A word to bank-employees :
In a training class for the staff of a particular Bank, I asked the participants at the start of question-time, "If you have another chance in life, would you choose Banking for a career?" As one man, the class responded: "Never, Sir, and even if we do so, we would not elect to enter this particular Bank for employment!" The Deputy General Manager (DGM) who had taken the initiative to organise the class was nonplussed at the vehemence of the protest which revealed in unmistakable terms the standing of his organisation with its own employees, until I intervened to explain: "This is the answer I get in all the offices I visit and not merely in Banks. The character of the untrained mind is to remain dissatisfied with the present, the here-and-now, and sigh over the grass on the other side of the river that always appears green!"

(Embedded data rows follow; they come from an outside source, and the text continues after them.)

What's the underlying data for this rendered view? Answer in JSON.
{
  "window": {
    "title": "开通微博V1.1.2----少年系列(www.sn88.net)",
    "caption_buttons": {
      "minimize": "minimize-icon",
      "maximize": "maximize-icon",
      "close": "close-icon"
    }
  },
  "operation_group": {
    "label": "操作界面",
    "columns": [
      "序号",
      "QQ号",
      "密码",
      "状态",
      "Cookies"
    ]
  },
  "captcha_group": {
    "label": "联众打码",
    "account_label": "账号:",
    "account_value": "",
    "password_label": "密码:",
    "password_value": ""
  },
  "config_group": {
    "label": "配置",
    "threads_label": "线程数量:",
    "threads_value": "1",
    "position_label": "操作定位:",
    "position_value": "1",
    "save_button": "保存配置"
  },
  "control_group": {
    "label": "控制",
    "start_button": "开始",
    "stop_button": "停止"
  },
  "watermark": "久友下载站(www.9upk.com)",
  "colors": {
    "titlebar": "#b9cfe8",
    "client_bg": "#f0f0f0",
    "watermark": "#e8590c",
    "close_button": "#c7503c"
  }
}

A trainee posed a practical difficulty thus: "While clearing a cheque for cash-payment I have to necessarily exercise certain checks but the waiting customers show impatience to the extent of tapping on the counter with their scooter-keys by way of hurrying me. I may be drawing four times the salary of the tapper; and if I am treated like a menial servant, will it not naturally cause resentment in my mind, Sir?"
"That is an occupational hazard of a counter related work. Cannot you seek a transfer to file-work?" I asked him.
"Promotional avenues are more in my present location."
"Well, you want to remain in the Bank and you desire promotion. In that case you must endure the discomforts of counter-work, for it is of your own free choice. Even if you want to improve your present position, you will have to reconcile yourself to it in the first place. Does not a sportsman in a long-jump event run fast before he takes a leap forward? If the ground on which he runs is slushy, would he be able to work up the requisite potential energy which is to be converted to kinetic energy?"
The class was listening with attention and I continued, "Now that you have realised the value of taking responsibility for your present position, I will give you a method to prevent counter-tapping by customers.
"When you enter your Bank on Monday-morning, you are in a state of peace. Resolve then and there that you would retain the peace and take it back with you in the evening, notwithstanding the occupational pin-pricks. For, no interest will be paid by the Bank if you deposit your peace there!
"As you open the counter, introspect and resolve further that out of 40 customers two may show irritation. 'Since I am not responsible for any delay, I do not have to take their temper to heart. Nor will I resent their attitude as they too must be having their own problems and worries. Let them keep their anger to themselves and not infect me with the poison.'
"You will not have sufficient inner strength to maintain this resolve to start with, but persevere. After 10 days you would feel lighter of heart which is a sure indication that you are winning the battle with your own mind.
"Your inner peace is your own property and you should not allow it to be alienated by others whether at home or on the road or in the office. If you thus succeed in keeping your cool for 15 days in a row, you will discover, much to your pleasant surprise, that a sea-change has come over the troublesome customers too. They would somehow feel that they should not tap on your counter since you are doing your best.
"The world is like a mirror. If you scowl into it, the virtual image scowls back at you. When, on the other hand, you smile, the image has no option but to return the compliment.
"While on the subject of counters, let me tell you an
anecdote about Abraham Lincoln, who started life as a shopkeeper. He entered
politics later and when he was contesting for the highest post in the
"Needless to say Douglas lost and